*Task to complete:* Copy each line of the data that has "face" in it.
▼
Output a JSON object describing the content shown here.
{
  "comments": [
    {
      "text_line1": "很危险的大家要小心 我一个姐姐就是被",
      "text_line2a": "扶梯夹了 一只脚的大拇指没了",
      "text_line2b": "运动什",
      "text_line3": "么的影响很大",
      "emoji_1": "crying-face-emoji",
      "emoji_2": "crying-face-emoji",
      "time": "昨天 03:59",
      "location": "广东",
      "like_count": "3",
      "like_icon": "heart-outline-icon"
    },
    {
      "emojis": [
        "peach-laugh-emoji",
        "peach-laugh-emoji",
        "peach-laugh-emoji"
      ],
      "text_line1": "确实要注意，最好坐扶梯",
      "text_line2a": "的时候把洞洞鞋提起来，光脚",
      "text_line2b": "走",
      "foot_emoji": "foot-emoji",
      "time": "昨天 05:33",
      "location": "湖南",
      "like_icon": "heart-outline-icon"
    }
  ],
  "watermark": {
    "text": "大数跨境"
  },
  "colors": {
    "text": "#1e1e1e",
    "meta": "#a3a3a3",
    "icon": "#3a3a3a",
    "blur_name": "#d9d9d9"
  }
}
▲
*Worked solution:*
      "emoji_1": "crying-face-emoji",
      "emoji_2": "crying-face-emoji",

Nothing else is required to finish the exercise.